Low-income families in New Mexico may eventually see a little more money in their pockets if a piece of legislation that proposes to increase to the state’s earned income tax credit for 2013 is passed.
The New Mexico Working Families Tax Credit, first enacted in 2007, gives taxpayers who meet income qualifications a percentage of the federal Earned Income Tax Credit.
Currently, that percentage is set at 10 percent; a bill co-sponsored by Rep. Ed Sandoval and Sen. Jacob Candelaria proposes to increase the tax credit to 15 percent.
Both the federal and state credits apply only to working families below a certain income threshold. The amount of the tax credit depends on the size of the family.
The increased dollar amount families with children would receive if the legislation is passed ranges from about $150 to almost $300.
A family of three earning less than $45,060 a year currently qualifies for a maximum $5,891 federal Earned Income Tax Credit and a maximum $589.10 New Mexico state credit. If the legislation to increase the percentage is passed, the maximum state credit for that income bracket would grow by almost $300, to a refund of $883.65.
The increase would be effective for tax year 2013, meaning families would get the refund in 2014.
The last increase to the tax credit, from 8 percent to 10 percent, was in 2008.
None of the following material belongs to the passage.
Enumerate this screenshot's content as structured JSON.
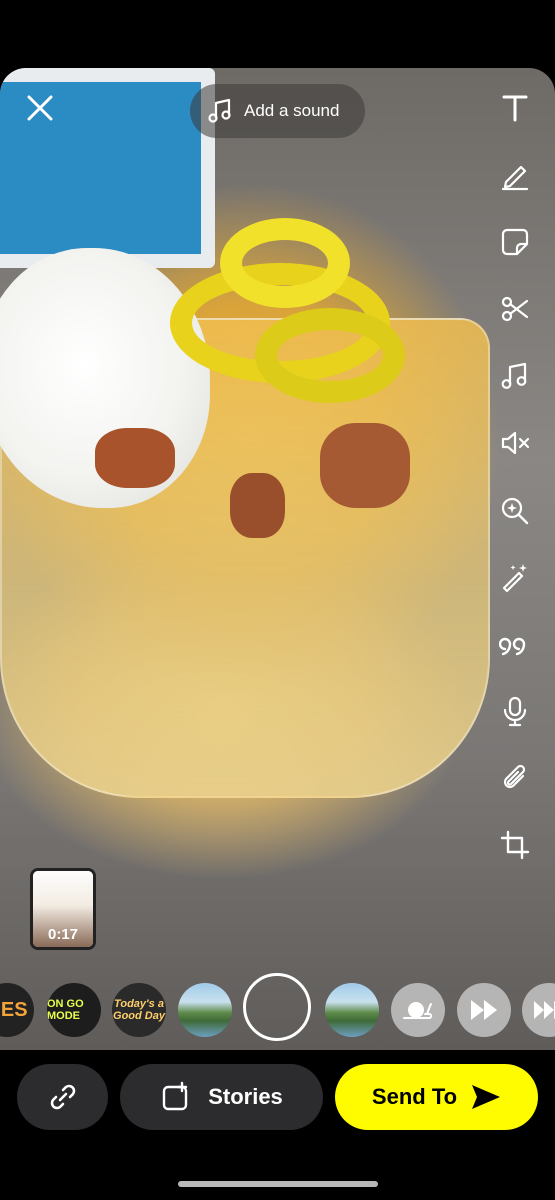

The total cost to the state for percentage increases would be almost $26,000 in 2014, according to a legislative fiscal impact report.
Twenty-five states currently have earned income tax credits, according to the Center on Budget and Policy Priorities.
In an opinion piece published recently in the Albuquerque Journal, Sandoval writes that “raising New Mexico’s Working Families Tax Credit … would assist those New Mexico families who are struggling the most, make our tax system fairer and be an important first step toward reducing income inequality in our state.”
New Mexico leads the nation in income disparity, according to a November report released by the Center on Budget and Policy Priorities, a research and analysis organization that advocates for low-income families.
The gap between the poorest New Mexicans and the wealthiest has been growing since the 1970s, according to the report.
The report states that “the richest 5 percent of households have average incomes 16.8 times as large as the bottom 20 percent of households.”
The poorest 20 percent in New Mexico earn an average of $16,300 a year, while the wealthiest top five percent bring in an average $273,500 annually, according to the report.
The report attributes the growth in wage inequality to increasing income gaps between the highest paid workers in technology fields with the lowest earners in the service sectors.
To see if you qualify for a federal earned income tax credit, visit irs.gov/Individuals/Qualifying-Child-Rules.